• **EXERCISE**:
Whenever a line below includes the string "multiAVCHD", show it.
•••••
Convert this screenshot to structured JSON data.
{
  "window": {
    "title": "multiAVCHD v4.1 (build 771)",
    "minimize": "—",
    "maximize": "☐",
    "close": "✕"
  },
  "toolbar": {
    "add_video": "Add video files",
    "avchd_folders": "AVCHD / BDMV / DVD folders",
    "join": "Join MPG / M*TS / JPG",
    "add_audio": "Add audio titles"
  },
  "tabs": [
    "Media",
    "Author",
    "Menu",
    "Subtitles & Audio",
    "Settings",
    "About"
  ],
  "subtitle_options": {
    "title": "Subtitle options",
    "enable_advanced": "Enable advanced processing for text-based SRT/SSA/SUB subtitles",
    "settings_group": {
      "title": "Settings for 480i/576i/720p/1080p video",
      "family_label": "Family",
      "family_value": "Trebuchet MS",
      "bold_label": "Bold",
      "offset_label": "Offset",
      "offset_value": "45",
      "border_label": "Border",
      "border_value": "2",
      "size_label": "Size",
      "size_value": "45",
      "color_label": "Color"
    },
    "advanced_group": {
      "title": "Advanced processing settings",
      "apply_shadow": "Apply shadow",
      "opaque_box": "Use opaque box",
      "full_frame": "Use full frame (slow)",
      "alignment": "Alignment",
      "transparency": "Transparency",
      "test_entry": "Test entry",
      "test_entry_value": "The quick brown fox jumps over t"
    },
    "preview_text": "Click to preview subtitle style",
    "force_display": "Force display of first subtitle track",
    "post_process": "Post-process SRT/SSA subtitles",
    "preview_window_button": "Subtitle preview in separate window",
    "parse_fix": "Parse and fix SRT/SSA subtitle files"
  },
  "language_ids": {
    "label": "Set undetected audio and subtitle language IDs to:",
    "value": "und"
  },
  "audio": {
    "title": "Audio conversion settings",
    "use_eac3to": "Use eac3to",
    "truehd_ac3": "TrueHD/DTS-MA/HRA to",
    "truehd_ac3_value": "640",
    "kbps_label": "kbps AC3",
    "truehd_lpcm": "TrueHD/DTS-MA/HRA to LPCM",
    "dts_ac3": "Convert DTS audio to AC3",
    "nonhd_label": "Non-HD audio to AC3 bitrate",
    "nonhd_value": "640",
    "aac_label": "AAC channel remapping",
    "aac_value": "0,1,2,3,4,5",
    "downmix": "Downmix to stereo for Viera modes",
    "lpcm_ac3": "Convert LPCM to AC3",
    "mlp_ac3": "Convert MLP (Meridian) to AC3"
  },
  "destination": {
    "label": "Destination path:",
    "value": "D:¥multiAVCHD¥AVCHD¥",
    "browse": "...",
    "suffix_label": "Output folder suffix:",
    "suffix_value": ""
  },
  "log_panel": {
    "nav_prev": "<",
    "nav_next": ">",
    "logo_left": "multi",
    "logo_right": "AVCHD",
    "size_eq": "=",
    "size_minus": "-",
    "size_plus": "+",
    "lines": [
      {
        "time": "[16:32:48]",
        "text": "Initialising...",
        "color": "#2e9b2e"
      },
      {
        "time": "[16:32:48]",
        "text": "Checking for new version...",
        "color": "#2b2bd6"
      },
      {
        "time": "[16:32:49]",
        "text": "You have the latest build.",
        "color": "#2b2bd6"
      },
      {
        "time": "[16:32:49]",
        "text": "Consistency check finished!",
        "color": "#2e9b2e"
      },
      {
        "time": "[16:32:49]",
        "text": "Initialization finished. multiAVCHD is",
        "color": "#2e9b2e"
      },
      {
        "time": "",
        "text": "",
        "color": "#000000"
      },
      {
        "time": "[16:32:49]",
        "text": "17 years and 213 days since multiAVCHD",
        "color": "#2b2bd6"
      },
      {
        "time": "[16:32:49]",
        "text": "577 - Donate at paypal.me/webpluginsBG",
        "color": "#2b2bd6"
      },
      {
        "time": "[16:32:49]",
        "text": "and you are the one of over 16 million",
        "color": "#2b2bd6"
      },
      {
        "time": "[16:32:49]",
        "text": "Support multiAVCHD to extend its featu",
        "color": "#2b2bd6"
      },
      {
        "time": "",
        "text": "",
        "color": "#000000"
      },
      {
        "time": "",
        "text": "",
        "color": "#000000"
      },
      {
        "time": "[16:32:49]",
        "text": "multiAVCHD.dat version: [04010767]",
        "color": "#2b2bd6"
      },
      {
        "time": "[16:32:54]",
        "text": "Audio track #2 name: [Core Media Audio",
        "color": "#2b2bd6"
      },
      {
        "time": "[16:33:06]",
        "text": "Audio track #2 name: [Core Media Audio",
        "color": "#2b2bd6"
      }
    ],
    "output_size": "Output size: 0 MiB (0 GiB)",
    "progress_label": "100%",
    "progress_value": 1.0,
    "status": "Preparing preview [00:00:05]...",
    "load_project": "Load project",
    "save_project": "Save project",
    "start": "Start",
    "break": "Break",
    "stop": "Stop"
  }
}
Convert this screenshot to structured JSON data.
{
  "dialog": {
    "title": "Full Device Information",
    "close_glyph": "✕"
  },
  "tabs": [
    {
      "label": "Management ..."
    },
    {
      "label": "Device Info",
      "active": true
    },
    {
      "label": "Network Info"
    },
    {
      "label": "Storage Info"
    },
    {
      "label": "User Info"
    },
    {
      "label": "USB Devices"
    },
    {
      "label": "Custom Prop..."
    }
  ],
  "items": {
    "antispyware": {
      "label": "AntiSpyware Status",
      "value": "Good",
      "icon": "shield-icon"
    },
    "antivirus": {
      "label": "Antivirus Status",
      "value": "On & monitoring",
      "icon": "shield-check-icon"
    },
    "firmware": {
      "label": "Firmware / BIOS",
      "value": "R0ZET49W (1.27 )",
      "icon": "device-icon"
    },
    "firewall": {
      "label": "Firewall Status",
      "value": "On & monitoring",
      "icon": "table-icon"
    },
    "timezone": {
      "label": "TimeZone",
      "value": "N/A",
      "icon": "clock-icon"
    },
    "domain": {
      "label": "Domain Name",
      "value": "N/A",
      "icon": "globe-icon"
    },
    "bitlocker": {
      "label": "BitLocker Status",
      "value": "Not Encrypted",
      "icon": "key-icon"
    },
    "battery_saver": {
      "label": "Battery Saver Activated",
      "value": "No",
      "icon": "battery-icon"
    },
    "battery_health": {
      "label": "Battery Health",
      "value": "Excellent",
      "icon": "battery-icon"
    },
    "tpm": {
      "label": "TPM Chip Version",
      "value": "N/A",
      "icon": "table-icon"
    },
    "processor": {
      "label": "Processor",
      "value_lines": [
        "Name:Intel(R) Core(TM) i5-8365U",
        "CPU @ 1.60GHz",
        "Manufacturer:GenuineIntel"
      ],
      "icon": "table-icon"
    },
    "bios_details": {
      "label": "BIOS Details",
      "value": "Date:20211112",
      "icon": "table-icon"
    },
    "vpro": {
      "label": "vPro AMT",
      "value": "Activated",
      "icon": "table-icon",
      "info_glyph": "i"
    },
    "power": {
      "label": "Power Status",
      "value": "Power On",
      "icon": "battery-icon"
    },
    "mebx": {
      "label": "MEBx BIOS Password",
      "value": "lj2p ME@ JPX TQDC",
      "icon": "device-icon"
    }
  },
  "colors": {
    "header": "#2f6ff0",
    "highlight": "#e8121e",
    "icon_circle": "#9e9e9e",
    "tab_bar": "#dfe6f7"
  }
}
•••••
• **WORKED SOLUTION**:
    "title": "multiAVCHD v4.1 (build 771)",
    "value": "D:¥multiAVCHD¥AVCHD¥",
        "text": "Initialization finished. multiAVCHD is",
        "text": "17 years and 213 days since multiAVCHD",
        "text": "Support multiAVCHD to extend its featu",
        "text": "multiAVCHD.dat version: [04010767]",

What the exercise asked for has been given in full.